Airway management is one of the most important jobs for pre-hospital care providers, but it isn’t always as straightforward as placing an endotracheal tube (ET). For example, how do you place a tube while the patient is vomiting? One answer is the SALAD technique, as developed and defined by James DuCanto, MD, staff anesthesiologist and Director of the Simulation Center Aurora, St. Luke’s Medical Center.
SALAD Technique Defined
The Suction-Assisted Laryngoscope Airway Decontamination (SALAD) technique requires a rigid suction catheter, suction unit, and laryngoscope. In addition to establishing the airway, it’s important to avoid too much vomitus contact with the instruments, especially if one is using a video laryngoscope.
First, all vomit is cleared from the mouth with the suction catheter. Then, the laryngoscope is inserted with its blade closely hugging the base of the tongue. The suction catheter should be deeper in the esophagus than the laryngoscope, so the optics aren’t obscured with contaminant. The suction catheter can be used as a tongue depressor while the laryngoscope is set.

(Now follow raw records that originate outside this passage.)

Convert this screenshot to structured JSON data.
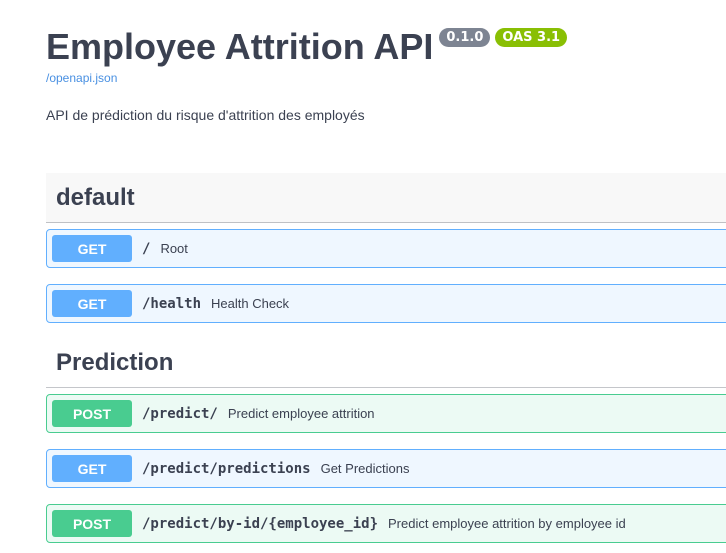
{
  "info": {
    "title": "Employee Attrition API",
    "version_badge": "0.1.0",
    "oas_badge": "OAS 3.1",
    "spec_link": "/openapi.json",
    "description": "API de prédiction du risque d'attrition des employés"
  },
  "sections": {
    "default": {
      "title": "default",
      "ops": [
        {
          "method": "GET",
          "path": "/",
          "summary": "Root"
        },
        {
          "method": "GET",
          "path": "/health",
          "summary": "Health Check"
        }
      ]
    },
    "prediction": {
      "title": "Prediction",
      "ops": [
        {
          "method": "POST",
          "path": "/predict/",
          "summary": "Predict employee attrition"
        },
        {
          "method": "GET",
          "path": "/predict/predictions",
          "summary": "Get Predictions"
        },
        {
          "method": "POST",
          "path": "/predict/by-id/{employee_id}",
          "summary": "Predict employee attrition by employee id"
        }
      ]
    }
  },
  "colors": {
    "get": "#61affe",
    "post": "#49cc90",
    "version_badge": "#7d8492",
    "oas_badge": "#89bf04",
    "link": "#4990e2"
  }
}
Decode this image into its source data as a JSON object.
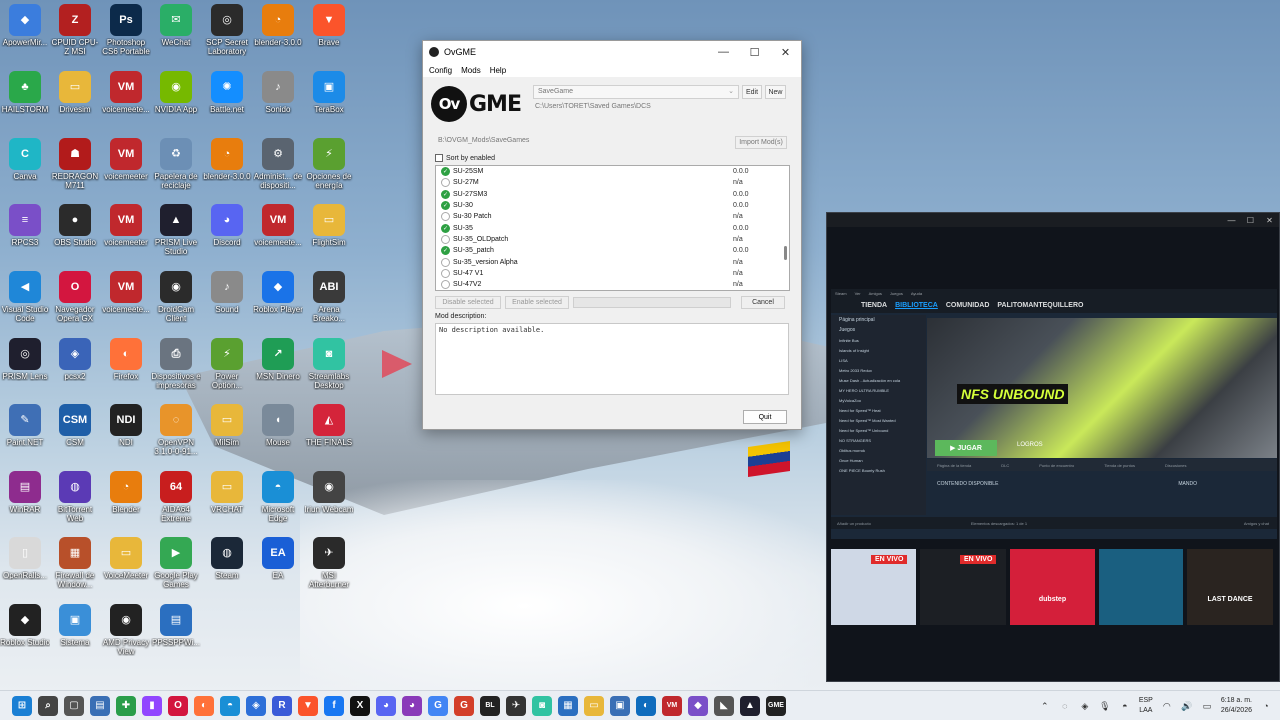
{
  "desktop": {
    "icons": [
      {
        "label": "ApowerMir...",
        "glyph": "◆",
        "color": "#3b7ddd"
      },
      {
        "label": "CPUID CPU-Z MSI",
        "glyph": "Z",
        "color": "#b32020"
      },
      {
        "label": "Photoshop CS6 Portable",
        "glyph": "Ps",
        "color": "#0c2a4a"
      },
      {
        "label": "WeChat",
        "glyph": "✉",
        "color": "#2aae67"
      },
      {
        "label": "SCP Secret Laboratory",
        "glyph": "◎",
        "color": "#2b2b2b"
      },
      {
        "label": "blender-3.0.0",
        "glyph": "◔",
        "color": "#e87d0d"
      },
      {
        "label": "Brave",
        "glyph": "▼",
        "color": "#fb542b"
      },
      {
        "label": "HAILSTORM",
        "glyph": "♣",
        "color": "#2aa84a"
      },
      {
        "label": "Drivesim",
        "glyph": "▭",
        "color": "#e8b73a"
      },
      {
        "label": "voicemeete...",
        "glyph": "VM",
        "color": "#c0282d"
      },
      {
        "label": "NVIDIA App",
        "glyph": "◉",
        "color": "#76b900"
      },
      {
        "label": "Battle.net",
        "glyph": "✺",
        "color": "#148eff"
      },
      {
        "label": "Sonido",
        "glyph": "♪",
        "color": "#8a8a8a"
      },
      {
        "label": "TeraBox",
        "glyph": "▣",
        "color": "#1c8be8"
      },
      {
        "label": "Canva",
        "glyph": "C",
        "color": "#1fb6c6"
      },
      {
        "label": "REDRAGON M711",
        "glyph": "☗",
        "color": "#b21b1b"
      },
      {
        "label": "voicemeeter",
        "glyph": "VM",
        "color": "#c0282d"
      },
      {
        "label": "Papelera de reciclaje",
        "glyph": "♻",
        "color": "#6c8fb5"
      },
      {
        "label": "blender-3.0.0",
        "glyph": "◔",
        "color": "#e87d0d"
      },
      {
        "label": "Administ... de dispositi...",
        "glyph": "⚙",
        "color": "#5a6470"
      },
      {
        "label": "Opciones de energía",
        "glyph": "⚡",
        "color": "#5aa030"
      },
      {
        "label": "RPCS3",
        "glyph": "≡",
        "color": "#7a4fc8"
      },
      {
        "label": "OBS Studio",
        "glyph": "●",
        "color": "#2b2b2b"
      },
      {
        "label": "voicemeeter",
        "glyph": "VM",
        "color": "#c0282d"
      },
      {
        "label": "PRISM Live Studio",
        "glyph": "▲",
        "color": "#1f1f2e"
      },
      {
        "label": "Discord",
        "glyph": "◕",
        "color": "#5865f2"
      },
      {
        "label": "voicemeete...",
        "glyph": "VM",
        "color": "#c0282d"
      },
      {
        "label": "FlightSim",
        "glyph": "▭",
        "color": "#e8b73a"
      },
      {
        "label": "Visual Studio Code",
        "glyph": "◀",
        "color": "#1f87d8"
      },
      {
        "label": "Navegador Opera GX",
        "glyph": "O",
        "color": "#d3163f"
      },
      {
        "label": "voicemeete...",
        "glyph": "VM",
        "color": "#c0282d"
      },
      {
        "label": "DroidCam Client",
        "glyph": "◉",
        "color": "#2b2b2b"
      },
      {
        "label": "Sound",
        "glyph": "♪",
        "color": "#8a8a8a"
      },
      {
        "label": "Roblox Player",
        "glyph": "◆",
        "color": "#1a73e8"
      },
      {
        "label": "Arena Breako...",
        "glyph": "ABI",
        "color": "#3a3a3a"
      },
      {
        "label": "PRISM Lens",
        "glyph": "◎",
        "color": "#1f1f2e"
      },
      {
        "label": "pcsx2",
        "glyph": "◈",
        "color": "#3a64b8"
      },
      {
        "label": "Firefox",
        "glyph": "◐",
        "color": "#ff7139"
      },
      {
        "label": "Dispositivos e impresoras",
        "glyph": "⎙",
        "color": "#6a7480"
      },
      {
        "label": "Power Option...",
        "glyph": "⚡",
        "color": "#5aa030"
      },
      {
        "label": "MSN Dinero",
        "glyph": "↗",
        "color": "#1f9d55"
      },
      {
        "label": "Streamlabs Desktop",
        "glyph": "◙",
        "color": "#31c3a2"
      },
      {
        "label": "Paint.NET",
        "glyph": "✎",
        "color": "#3f6fb5"
      },
      {
        "label": "CSM",
        "glyph": "CSM",
        "color": "#1f5fa8"
      },
      {
        "label": "NDI",
        "glyph": "NDI",
        "color": "#222222"
      },
      {
        "label": "OpenVPN 3.1.0-0-91...",
        "glyph": "◌",
        "color": "#e8942a"
      },
      {
        "label": "MilSim",
        "glyph": "▭",
        "color": "#e8b73a"
      },
      {
        "label": "Mouse",
        "glyph": "◖",
        "color": "#7a8a9a"
      },
      {
        "label": "THE FINALS",
        "glyph": "◭",
        "color": "#d4243a"
      },
      {
        "label": "WinRAR",
        "glyph": "▤",
        "color": "#8e2c8e"
      },
      {
        "label": "BitTorrent Web",
        "glyph": "◍",
        "color": "#5b3ab5"
      },
      {
        "label": "Blender",
        "glyph": "◔",
        "color": "#e87d0d"
      },
      {
        "label": "AIDA64 Extreme",
        "glyph": "64",
        "color": "#c81e1e"
      },
      {
        "label": "VRCHAT",
        "glyph": "▭",
        "color": "#e8b73a"
      },
      {
        "label": "Microsoft Edge",
        "glyph": "◓",
        "color": "#1a8fd6"
      },
      {
        "label": "Iriun Webcam",
        "glyph": "◉",
        "color": "#444444"
      },
      {
        "label": "OpenRalls...",
        "glyph": "▯",
        "color": "#d9d9d9"
      },
      {
        "label": "Firewall de Window...",
        "glyph": "▦",
        "color": "#b8502a"
      },
      {
        "label": "VoiceMeeter",
        "glyph": "▭",
        "color": "#e8b73a"
      },
      {
        "label": "Google Play Games",
        "glyph": "▶",
        "color": "#34a853"
      },
      {
        "label": "Steam",
        "glyph": "◍",
        "color": "#1b2838"
      },
      {
        "label": "EA",
        "glyph": "EA",
        "color": "#1a5fd6"
      },
      {
        "label": "MSI Afterburner",
        "glyph": "✈",
        "color": "#2a2a2a"
      },
      {
        "label": "Roblox Studio",
        "glyph": "◆",
        "color": "#222222"
      },
      {
        "label": "Sistema",
        "glyph": "▣",
        "color": "#3a8fd8"
      },
      {
        "label": "AMD Privacy View",
        "glyph": "◉",
        "color": "#222222"
      },
      {
        "label": "PPSSPPWi...",
        "glyph": "▤",
        "color": "#2b6fc0"
      }
    ]
  },
  "ovgme": {
    "title": "OvGME",
    "menu": [
      "Config",
      "Mods",
      "Help"
    ],
    "logo_text": "GME",
    "logo_circle": "Ov",
    "config_select": "SaveGame",
    "edit_label": "Edit",
    "new_label": "New",
    "config_path": "C:\\Users\\TORET\\Saved Games\\DCS",
    "mods_path": "B:\\OVGM_Mods\\SaveGames",
    "import_label": "Import Mod(s)",
    "sort_label": "Sort by enabled",
    "mods": [
      {
        "name": "SU-25SM",
        "version": "0.0.0",
        "enabled": true
      },
      {
        "name": "SU-27M",
        "version": "n/a",
        "enabled": false
      },
      {
        "name": "SU-27SM3",
        "version": "0.0.0",
        "enabled": true
      },
      {
        "name": "SU-30",
        "version": "0.0.0",
        "enabled": true
      },
      {
        "name": "Su-30 Patch",
        "version": "n/a",
        "enabled": false
      },
      {
        "name": "SU-35",
        "version": "0.0.0",
        "enabled": true
      },
      {
        "name": "SU-35_OLDpatch",
        "version": "n/a",
        "enabled": false
      },
      {
        "name": "SU-35_patch",
        "version": "0.0.0",
        "enabled": true
      },
      {
        "name": "Su-35_version Alpha",
        "version": "n/a",
        "enabled": false
      },
      {
        "name": "SU-47 V1",
        "version": "n/a",
        "enabled": false
      },
      {
        "name": "SU-47V2",
        "version": "n/a",
        "enabled": false
      }
    ],
    "disable_label": "Disable selected",
    "enable_label": "Enable selected",
    "cancel_label": "Cancel",
    "desc_label": "Mod description:",
    "desc_text": "No description available.",
    "quit_label": "Quit"
  },
  "steam": {
    "top_menu": [
      "Steam",
      "Ver",
      "Amigos",
      "Juegos",
      "Ayuda"
    ],
    "nav": [
      "TIENDA",
      "BIBLIOTECA",
      "COMUNIDAD",
      "PALITOMANTEQUILLERO"
    ],
    "nav_active": 1,
    "sidebar_header": "Página principal",
    "sidebar_filter": "Juegos",
    "games": [
      "Infinite Bus",
      "Islands of Insight",
      "LISA",
      "Metro 2033 Redux",
      "Muse Dash - Actualización en cola",
      "MY HERO ULTRA RUMBLE",
      "MyVolcaZoo",
      "Need for Speed™ Heat",
      "Need for Speed™ Most Wanted",
      "Need for Speed™ Unbound",
      "NO STRANGERS",
      "Oblitus morrok",
      "Once Human",
      "ONE PIECE Bounty Rush"
    ],
    "hero_logo": "NFS UNBOUND",
    "play_label": "JUGAR",
    "logros_label": "LOGROS",
    "subnav": [
      "Página de la tienda",
      "DLC",
      "Punto de encuentro",
      "Tienda de puntos",
      "Discusiones"
    ],
    "content_heading": "CONTENIDO DISPONIBLE",
    "mando_label": "MANDO",
    "bottom_left": "Añadir un producto",
    "bottom_mid": "Elementos descargados: 1 de 1",
    "bottom_right": "Amigos y chat"
  },
  "thumbs": [
    {
      "badge": "EN VIVO",
      "label": "",
      "bg": "#cfd8e6"
    },
    {
      "badge": "EN VIVO",
      "label": "",
      "bg": "#1c1f24"
    },
    {
      "badge": "",
      "label": "dubstep",
      "bg": "#d41f3a"
    },
    {
      "badge": "",
      "label": "",
      "bg": "#1a5f80"
    },
    {
      "badge": "",
      "label": "LAST DANCE",
      "bg": "#2a2420"
    }
  ],
  "taskbar": {
    "apps": [
      {
        "glyph": "⊞",
        "color": "#1a7fd4"
      },
      {
        "glyph": "⌕",
        "color": "#444444"
      },
      {
        "glyph": "▢",
        "color": "#555555"
      },
      {
        "glyph": "▤",
        "color": "#3a6fb5"
      },
      {
        "glyph": "✚",
        "color": "#2a9d4a"
      },
      {
        "glyph": "▮",
        "color": "#9146ff"
      },
      {
        "glyph": "O",
        "color": "#d3163f"
      },
      {
        "glyph": "◐",
        "color": "#ff7139"
      },
      {
        "glyph": "◓",
        "color": "#1a8fd6"
      },
      {
        "glyph": "◈",
        "color": "#2d6fd8"
      },
      {
        "glyph": "R",
        "color": "#3a5bd8"
      },
      {
        "glyph": "▼",
        "color": "#fb542b"
      },
      {
        "glyph": "f",
        "color": "#1877f2"
      },
      {
        "glyph": "X",
        "color": "#111111"
      },
      {
        "glyph": "◕",
        "color": "#5865f2"
      },
      {
        "glyph": "◕",
        "color": "#8a3ab9"
      },
      {
        "glyph": "G",
        "color": "#4285f4"
      },
      {
        "glyph": "G",
        "color": "#d33f2a"
      },
      {
        "glyph": "BL",
        "color": "#222222"
      },
      {
        "glyph": "✈",
        "color": "#333333"
      },
      {
        "glyph": "◙",
        "color": "#31c3a2"
      },
      {
        "glyph": "▦",
        "color": "#2b6fc0"
      },
      {
        "glyph": "▭",
        "color": "#e8b73a"
      },
      {
        "glyph": "▣",
        "color": "#3a6fb5"
      },
      {
        "glyph": "◐",
        "color": "#0f6cbd"
      },
      {
        "glyph": "VM",
        "color": "#c0282d"
      },
      {
        "glyph": "◆",
        "color": "#7a4fc8"
      },
      {
        "glyph": "◣",
        "color": "#555555"
      },
      {
        "glyph": "▲",
        "color": "#1f1f2e"
      },
      {
        "glyph": "GME",
        "color": "#222222"
      }
    ],
    "lang_top": "ESP",
    "lang_bottom": "LAA",
    "time": "6:18 a. m.",
    "date": "26/4/2026"
  }
}
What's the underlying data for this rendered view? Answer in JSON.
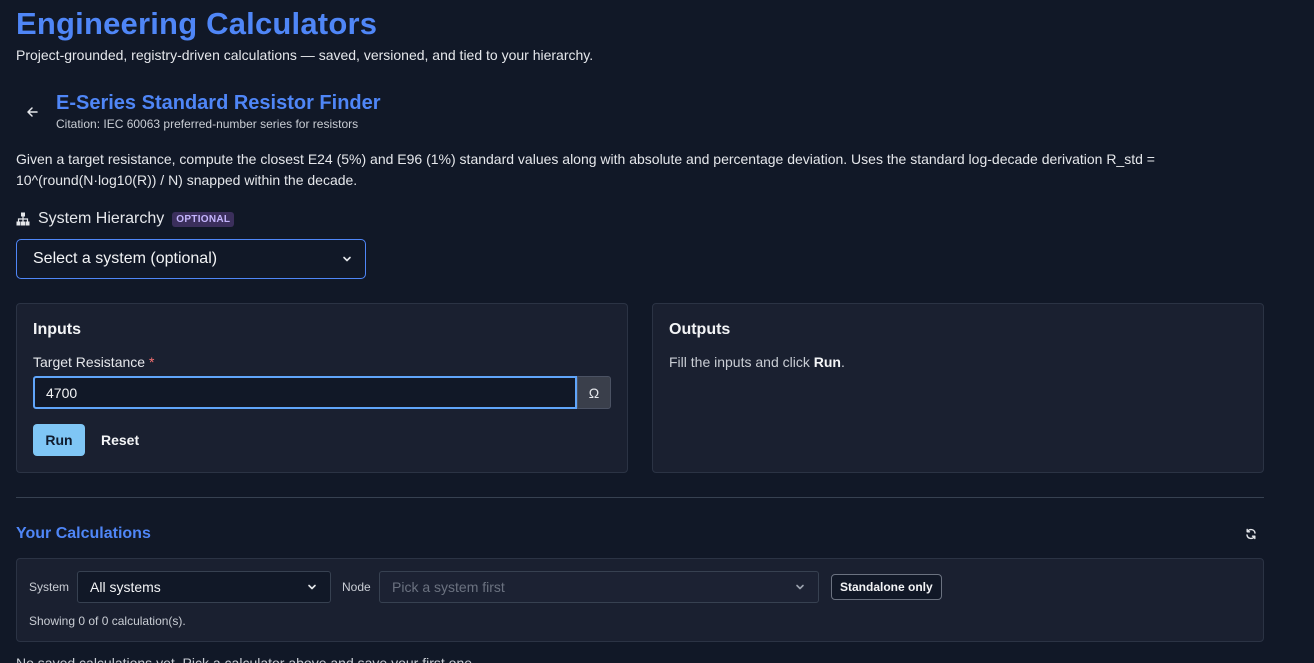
{
  "header": {
    "title": "Engineering Calculators",
    "subtitle": "Project-grounded, registry-driven calculations — saved, versioned, and tied to your hierarchy."
  },
  "calculator": {
    "back_icon": "arrow-left-icon",
    "title": "E-Series Standard Resistor Finder",
    "citation": "Citation: IEC 60063 preferred-number series for resistors",
    "description": "Given a target resistance, compute the closest E24 (5%) and E96 (1%) standard values along with absolute and percentage deviation. Uses the standard log-decade derivation R_std = 10^(round(N·log10(R)) / N) snapped within the decade."
  },
  "hierarchy": {
    "icon": "sitemap-icon",
    "label": "System Hierarchy",
    "badge": "OPTIONAL",
    "select_value": "Select a system (optional)"
  },
  "inputs": {
    "title": "Inputs",
    "field_label": "Target Resistance",
    "required_marker": "*",
    "field_value": "4700",
    "unit": "Ω",
    "run_label": "Run",
    "reset_label": "Reset"
  },
  "outputs": {
    "title": "Outputs",
    "message_prefix": "Fill the inputs and click ",
    "message_strong": "Run",
    "message_suffix": "."
  },
  "history": {
    "title": "Your Calculations",
    "refresh_icon": "refresh-icon",
    "system_label": "System",
    "system_value": "All systems",
    "node_label": "Node",
    "node_placeholder": "Pick a system first",
    "standalone_label": "Standalone only",
    "showing": "Showing 0 of 0 calculation(s).",
    "empty": "No saved calculations yet. Pick a calculator above and save your first one."
  },
  "colors": {
    "accent": "#4f86f7",
    "run_button": "#7fc6f5",
    "background": "#111827",
    "card": "#1a2030"
  }
}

After the suctioning the larynx, the suction catheter should be removed and repositioned to the left side of the mouth. Then the laryngoscope blade will pin it in place. This provides continuous drain of any vomit and frees the user to perform endotracheal intubation. Once the tube is successfully placed, the suction can be removed. This process is reviewed in full in the following video, which uses a task trainer to demonstrate the technique:
How to Simulate SALAD
Recent manikins have features that allow educators to easily coordinate expulsion of vomit while students attempt to establish an airway. For example, Nasco’s adult and child SALAD trainers offer realistic anatomy and a pump to easily release contaminant.
Both Medical Moulage: How to Make Your Simulations Come Alive and Moulage for Manikins! have sections devoted to recipes for making simulated vomit.